What this task involves: Without changing a word, repeat the data, and include no pictures.
[Data for the task Boundary: Start]
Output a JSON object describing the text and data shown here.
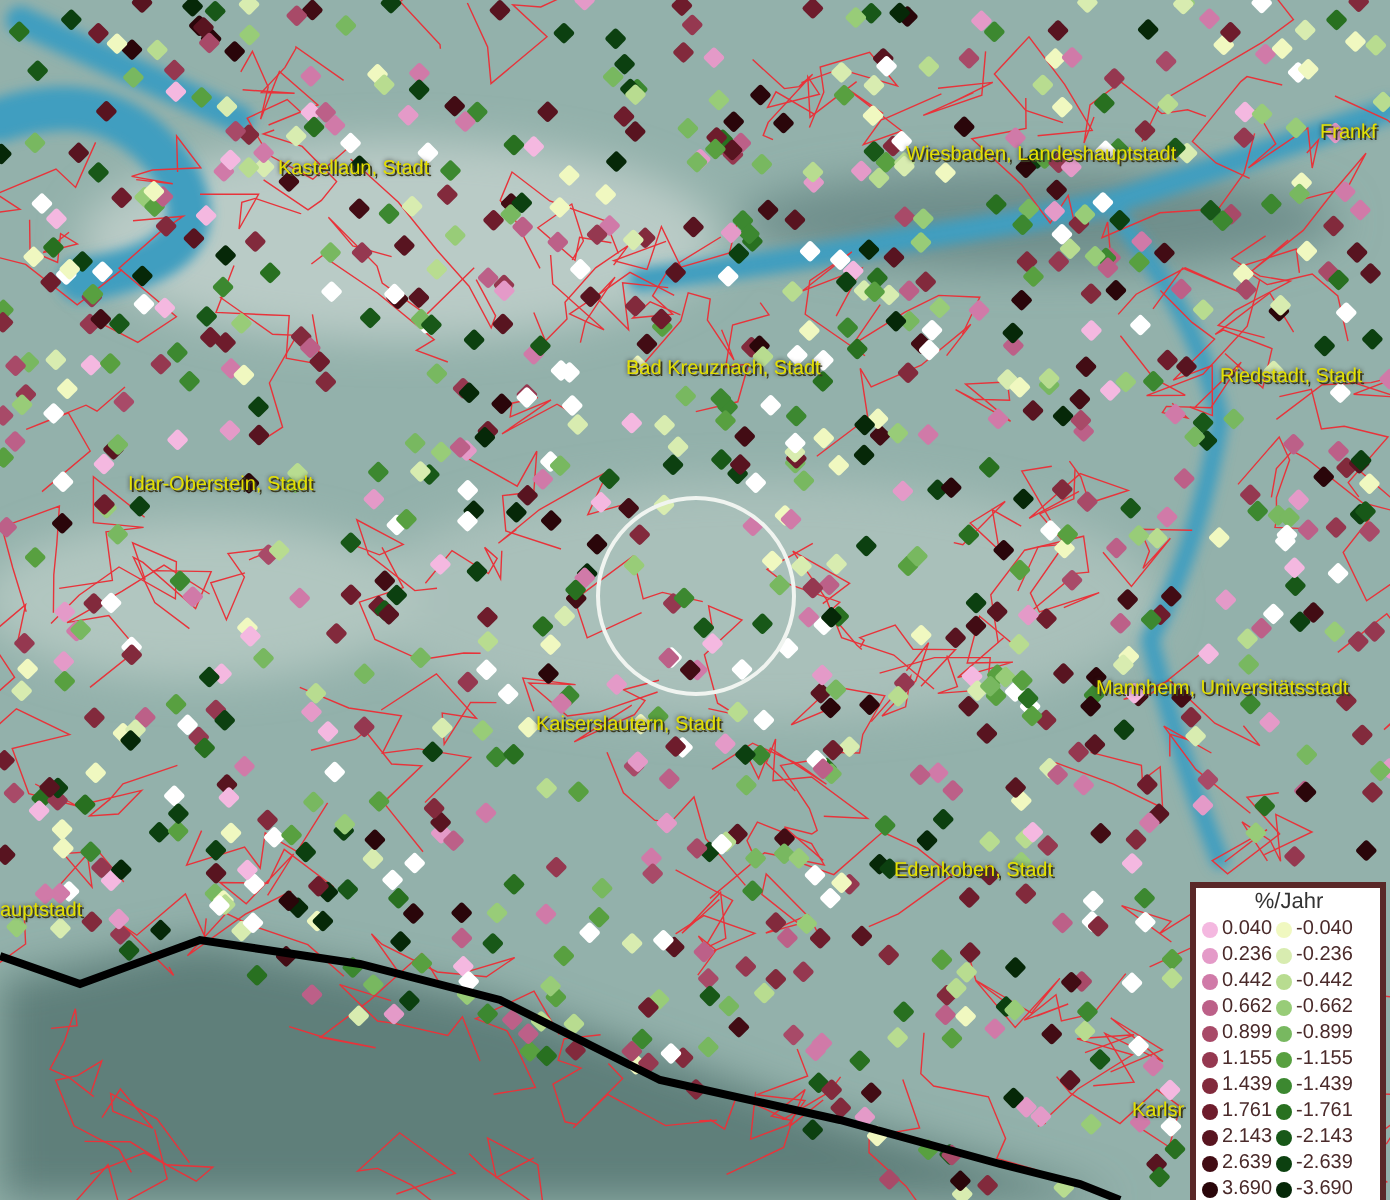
{
  "place_labels": [
    {
      "text": "Kastellaun, Stadt"
    },
    {
      "text": "Wiesbaden, Landeshauptstadt"
    },
    {
      "text": "Frankf"
    },
    {
      "text": "Bad Kreuznach, Stadt"
    },
    {
      "text": "Riedstadt, Stadt"
    },
    {
      "text": "Idar-Oberstein, Stadt"
    },
    {
      "text": "Kaiserslautern, Stadt"
    },
    {
      "text": "Mannheim, Universitätsstadt"
    },
    {
      "text": "Edenkoben, Stadt"
    },
    {
      "text": "auptstadt"
    },
    {
      "text": "Karlsr"
    }
  ],
  "legend": {
    "title": "%/Jahr",
    "items": [
      {
        "label": "0.040",
        "color": "#f4b8e0"
      },
      {
        "label": "0.236",
        "color": "#e49ac8"
      },
      {
        "label": "0.442",
        "color": "#d07aa8"
      },
      {
        "label": "0.662",
        "color": "#bc6088"
      },
      {
        "label": "0.899",
        "color": "#a84a68"
      },
      {
        "label": "1.155",
        "color": "#953850"
      },
      {
        "label": "1.439",
        "color": "#822a3c"
      },
      {
        "label": "1.761",
        "color": "#6e1c2c"
      },
      {
        "label": "2.143",
        "color": "#581420"
      },
      {
        "label": "2.639",
        "color": "#420c14"
      },
      {
        "label": "3.690",
        "color": "#2a060a"
      },
      {
        "label": "-0.040",
        "color": "#f0f8c0"
      },
      {
        "label": "-0.236",
        "color": "#d8ecb0"
      },
      {
        "label": "-0.442",
        "color": "#b8dc90"
      },
      {
        "label": "-0.662",
        "color": "#98cc78"
      },
      {
        "label": "-0.899",
        "color": "#78b860"
      },
      {
        "label": "-1.155",
        "color": "#58a040"
      },
      {
        "label": "-1.439",
        "color": "#3c8830"
      },
      {
        "label": "-1.761",
        "color": "#287020"
      },
      {
        "label": "-2.143",
        "color": "#185818"
      },
      {
        "label": "-2.639",
        "color": "#0c4010"
      },
      {
        "label": "-3.690",
        "color": "#062808"
      }
    ]
  }
}
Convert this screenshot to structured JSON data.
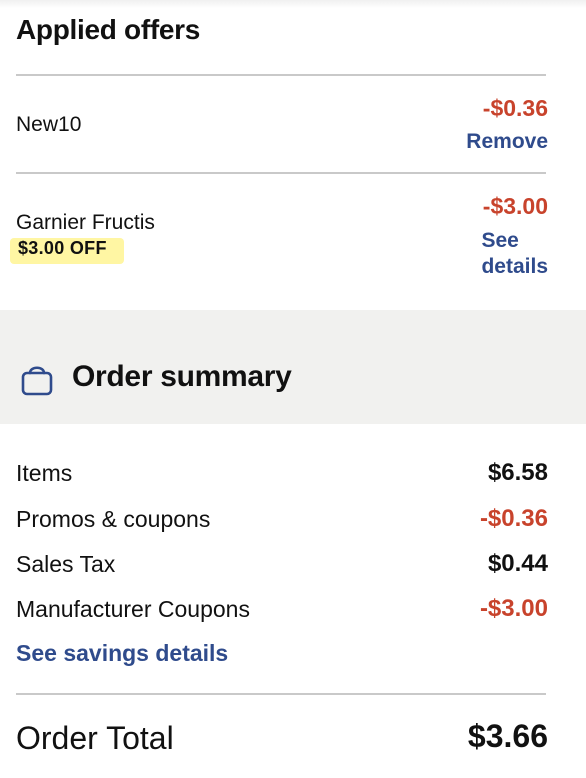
{
  "applied_offers": {
    "title": "Applied offers",
    "offers": [
      {
        "name": "New10",
        "amount": "-$0.36",
        "action": "Remove"
      },
      {
        "name": "Garnier Fructis",
        "tag": "$3.00 OFF",
        "amount": "-$3.00",
        "action_line1": "See",
        "action_line2": "details"
      }
    ]
  },
  "order_summary": {
    "title": "Order summary",
    "icon": "shopping-bag-icon",
    "rows": [
      {
        "label": "Items",
        "value": "$6.58"
      },
      {
        "label": "Promos & coupons",
        "value": "-$0.36"
      },
      {
        "label": "Sales Tax",
        "value": "$0.44"
      },
      {
        "label": "Manufacturer Coupons",
        "value": "-$3.00"
      }
    ],
    "savings_link": "See savings details",
    "total_label": "Order Total",
    "total_value": "$3.66"
  },
  "colors": {
    "discount": "#c8432c",
    "link": "#2f4b8c",
    "highlight": "#fff6a3",
    "band": "#f1f1ef"
  }
}
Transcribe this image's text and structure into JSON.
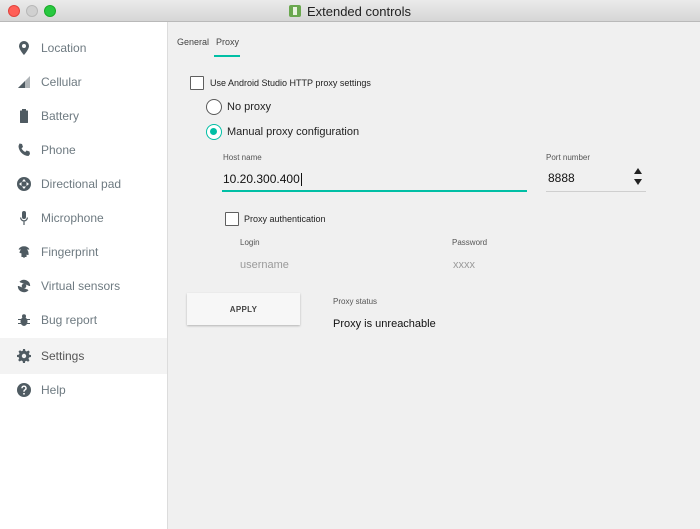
{
  "window": {
    "title": "Extended controls"
  },
  "sidebar": {
    "items": [
      {
        "label": "Location",
        "icon": "location-pin-icon"
      },
      {
        "label": "Cellular",
        "icon": "cellular-signal-icon"
      },
      {
        "label": "Battery",
        "icon": "battery-icon"
      },
      {
        "label": "Phone",
        "icon": "phone-icon"
      },
      {
        "label": "Directional pad",
        "icon": "dpad-icon"
      },
      {
        "label": "Microphone",
        "icon": "microphone-icon"
      },
      {
        "label": "Fingerprint",
        "icon": "fingerprint-icon"
      },
      {
        "label": "Virtual sensors",
        "icon": "rotation-icon"
      },
      {
        "label": "Bug report",
        "icon": "bug-icon"
      },
      {
        "label": "Settings",
        "icon": "gear-icon",
        "selected": true
      },
      {
        "label": "Help",
        "icon": "help-icon"
      }
    ]
  },
  "tabs": {
    "general": "General",
    "proxy": "Proxy",
    "active": "Proxy"
  },
  "proxy": {
    "use_studio_settings": {
      "label": "Use Android Studio HTTP proxy settings",
      "checked": false
    },
    "no_proxy": {
      "label": "No proxy",
      "selected": false
    },
    "manual": {
      "label": "Manual proxy configuration",
      "selected": true
    },
    "host": {
      "label": "Host name",
      "value": "10.20.300.400"
    },
    "port": {
      "label": "Port number",
      "value": "8888"
    },
    "auth": {
      "label": "Proxy authentication",
      "checked": false
    },
    "login": {
      "label": "Login",
      "placeholder": "username"
    },
    "password": {
      "label": "Password",
      "placeholder": "xxxx"
    },
    "apply_label": "APPLY",
    "status": {
      "label": "Proxy status",
      "value": "Proxy is unreachable"
    }
  },
  "colors": {
    "accent": "#00bfa5",
    "sidebar_bg": "#ffffff",
    "content_bg": "#f0f0f0"
  }
}
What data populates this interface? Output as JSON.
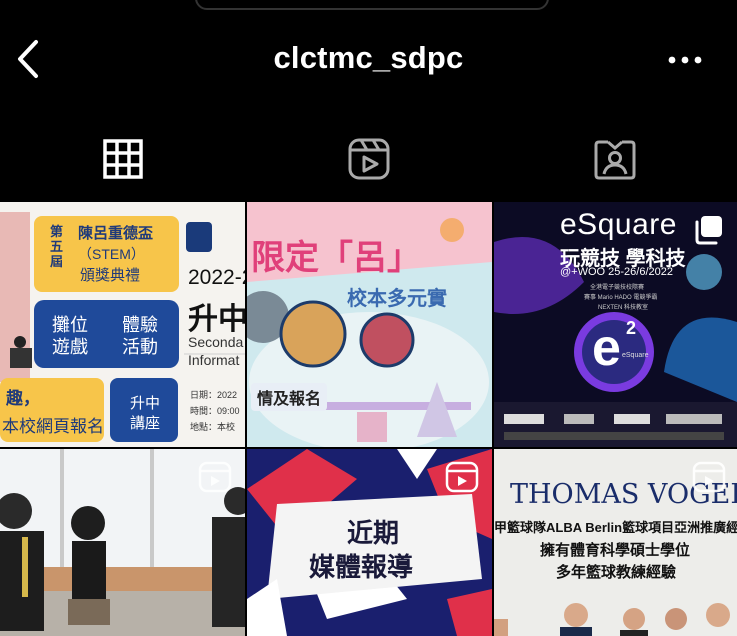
{
  "header": {
    "username": "clctmc_sdpc"
  },
  "tabs": [
    {
      "name": "posts-grid",
      "selected": true
    },
    {
      "name": "reels",
      "selected": false
    },
    {
      "name": "tagged",
      "selected": false
    }
  ],
  "posts": {
    "p1": {
      "award_prefix": "第五屆",
      "award_title": "陳呂重德盃",
      "award_stem": "（STEM）",
      "award_ceremony": "頒獎典禮",
      "booth_left": "攤位遊戲",
      "booth_right": "體驗活動",
      "year": "2022-2",
      "heading": "升中",
      "secondary": "Seconda",
      "informat": "Informat",
      "reg_line1": "趣，",
      "reg_line2": "本校網頁報名",
      "talk": "升中講座",
      "date_label": "日期：2022",
      "time_label": "時間：09:00",
      "place_label": "地點：本校"
    },
    "p2": {
      "banner": "限定「呂」",
      "subtitle": "校本多元實",
      "tag": "情及報名"
    },
    "p3": {
      "brand": "eSquare",
      "slogan": "玩競技 學科技",
      "dates": "@+WOO 25-26/6/2022",
      "small1": "全港電子競技校際賽",
      "small2": "賽事 Mario HADO 電競爭霸",
      "small3": "NEXTEN 科技教室",
      "logo_e": "e",
      "logo_sup": "2",
      "logo_caption": "eSquare"
    },
    "p4": {},
    "p5": {
      "title_line1": "近期",
      "title_line2": "媒體報導"
    },
    "p6": {
      "name": "THOMAS VOGEL",
      "line1": "甲籃球隊ALBA Berlin籃球項目亞洲推廣經",
      "line2": "擁有體育科學碩士學位",
      "line3": "多年籃球教練經驗"
    }
  }
}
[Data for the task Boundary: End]
Response to this exercise:
Output a JSON object describing the text and data shown here.
{
  "place_labels": [
    {
      "text": "Kastellaun, Stadt"
    },
    {
      "text": "Wiesbaden, Landeshauptstadt"
    },
    {
      "text": "Frankf"
    },
    {
      "text": "Bad Kreuznach, Stadt"
    },
    {
      "text": "Riedstadt, Stadt"
    },
    {
      "text": "Idar-Oberstein, Stadt"
    },
    {
      "text": "Kaiserslautern, Stadt"
    },
    {
      "text": "Mannheim, Universitätsstadt"
    },
    {
      "text": "Edenkoben, Stadt"
    },
    {
      "text": "auptstadt"
    },
    {
      "text": "Karlsr"
    }
  ],
  "legend": {
    "title": "%/Jahr",
    "items": [
      {
        "label": "0.040",
        "color": "#f4b8e0"
      },
      {
        "label": "0.236",
        "color": "#e49ac8"
      },
      {
        "label": "0.442",
        "color": "#d07aa8"
      },
      {
        "label": "0.662",
        "color": "#bc6088"
      },
      {
        "label": "0.899",
        "color": "#a84a68"
      },
      {
        "label": "1.155",
        "color": "#953850"
      },
      {
        "label": "1.439",
        "color": "#822a3c"
      },
      {
        "label": "1.761",
        "color": "#6e1c2c"
      },
      {
        "label": "2.143",
        "color": "#581420"
      },
      {
        "label": "2.639",
        "color": "#420c14"
      },
      {
        "label": "3.690",
        "color": "#2a060a"
      },
      {
        "label": "-0.040",
        "color": "#f0f8c0"
      },
      {
        "label": "-0.236",
        "color": "#d8ecb0"
      },
      {
        "label": "-0.442",
        "color": "#b8dc90"
      },
      {
        "label": "-0.662",
        "color": "#98cc78"
      },
      {
        "label": "-0.899",
        "color": "#78b860"
      },
      {
        "label": "-1.155",
        "color": "#58a040"
      },
      {
        "label": "-1.439",
        "color": "#3c8830"
      },
      {
        "label": "-1.761",
        "color": "#287020"
      },
      {
        "label": "-2.143",
        "color": "#185818"
      },
      {
        "label": "-2.639",
        "color": "#0c4010"
      },
      {
        "label": "-3.690",
        "color": "#062808"
      }
    ]
  }
}
Convert this screenshot to structured JSON data.
{
  "applied_offers": {
    "title": "Applied offers",
    "offers": [
      {
        "name": "New10",
        "amount": "-$0.36",
        "action": "Remove"
      },
      {
        "name": "Garnier Fructis",
        "tag": "$3.00 OFF",
        "amount": "-$3.00",
        "action_line1": "See",
        "action_line2": "details"
      }
    ]
  },
  "order_summary": {
    "title": "Order summary",
    "icon": "shopping-bag-icon",
    "rows": [
      {
        "label": "Items",
        "value": "$6.58"
      },
      {
        "label": "Promos & coupons",
        "value": "-$0.36"
      },
      {
        "label": "Sales Tax",
        "value": "$0.44"
      },
      {
        "label": "Manufacturer Coupons",
        "value": "-$3.00"
      }
    ],
    "savings_link": "See savings details",
    "total_label": "Order Total",
    "total_value": "$3.66"
  },
  "colors": {
    "discount": "#c8432c",
    "link": "#2f4b8c",
    "highlight": "#fff6a3",
    "band": "#f1f1ef"
  }
}
Transcribe this image's text and structure into JSON.
{
  "window": {
    "title": "Extended controls"
  },
  "sidebar": {
    "items": [
      {
        "label": "Location",
        "icon": "location-pin-icon"
      },
      {
        "label": "Cellular",
        "icon": "cellular-signal-icon"
      },
      {
        "label": "Battery",
        "icon": "battery-icon"
      },
      {
        "label": "Phone",
        "icon": "phone-icon"
      },
      {
        "label": "Directional pad",
        "icon": "dpad-icon"
      },
      {
        "label": "Microphone",
        "icon": "microphone-icon"
      },
      {
        "label": "Fingerprint",
        "icon": "fingerprint-icon"
      },
      {
        "label": "Virtual sensors",
        "icon": "rotation-icon"
      },
      {
        "label": "Bug report",
        "icon": "bug-icon"
      },
      {
        "label": "Settings",
        "icon": "gear-icon",
        "selected": true
      },
      {
        "label": "Help",
        "icon": "help-icon"
      }
    ]
  },
  "tabs": {
    "general": "General",
    "proxy": "Proxy",
    "active": "Proxy"
  },
  "proxy": {
    "use_studio_settings": {
      "label": "Use Android Studio HTTP proxy settings",
      "checked": false
    },
    "no_proxy": {
      "label": "No proxy",
      "selected": false
    },
    "manual": {
      "label": "Manual proxy configuration",
      "selected": true
    },
    "host": {
      "label": "Host name",
      "value": "10.20.300.400"
    },
    "port": {
      "label": "Port number",
      "value": "8888"
    },
    "auth": {
      "label": "Proxy authentication",
      "checked": false
    },
    "login": {
      "label": "Login",
      "placeholder": "username"
    },
    "password": {
      "label": "Password",
      "placeholder": "xxxx"
    },
    "apply_label": "APPLY",
    "status": {
      "label": "Proxy status",
      "value": "Proxy is unreachable"
    }
  },
  "colors": {
    "accent": "#00bfa5",
    "sidebar_bg": "#ffffff",
    "content_bg": "#f0f0f0"
  }
}
What data populates this interface? Output as JSON.
{
  "header": {
    "username": "clctmc_sdpc"
  },
  "tabs": [
    {
      "name": "posts-grid",
      "selected": true
    },
    {
      "name": "reels",
      "selected": false
    },
    {
      "name": "tagged",
      "selected": false
    }
  ],
  "posts": {
    "p1": {
      "award_prefix": "第五屆",
      "award_title": "陳呂重德盃",
      "award_stem": "（STEM）",
      "award_ceremony": "頒獎典禮",
      "booth_left": "攤位遊戲",
      "booth_right": "體驗活動",
      "year": "2022-2",
      "heading": "升中",
      "secondary": "Seconda",
      "informat": "Informat",
      "reg_line1": "趣，",
      "reg_line2": "本校網頁報名",
      "talk": "升中講座",
      "date_label": "日期：2022",
      "time_label": "時間：09:00",
      "place_label": "地點：本校"
    },
    "p2": {
      "banner": "限定「呂」",
      "subtitle": "校本多元實",
      "tag": "情及報名"
    },
    "p3": {
      "brand": "eSquare",
      "slogan": "玩競技 學科技",
      "dates": "@+WOO 25-26/6/2022",
      "small1": "全港電子競技校際賽",
      "small2": "賽事 Mario HADO 電競爭霸",
      "small3": "NEXTEN 科技教室",
      "logo_e": "e",
      "logo_sup": "2",
      "logo_caption": "eSquare"
    },
    "p4": {},
    "p5": {
      "title_line1": "近期",
      "title_line2": "媒體報導"
    },
    "p6": {
      "name": "THOMAS VOGEL",
      "line1": "甲籃球隊ALBA Berlin籃球項目亞洲推廣經",
      "line2": "擁有體育科學碩士學位",
      "line3": "多年籃球教練經驗"
    }
  }
}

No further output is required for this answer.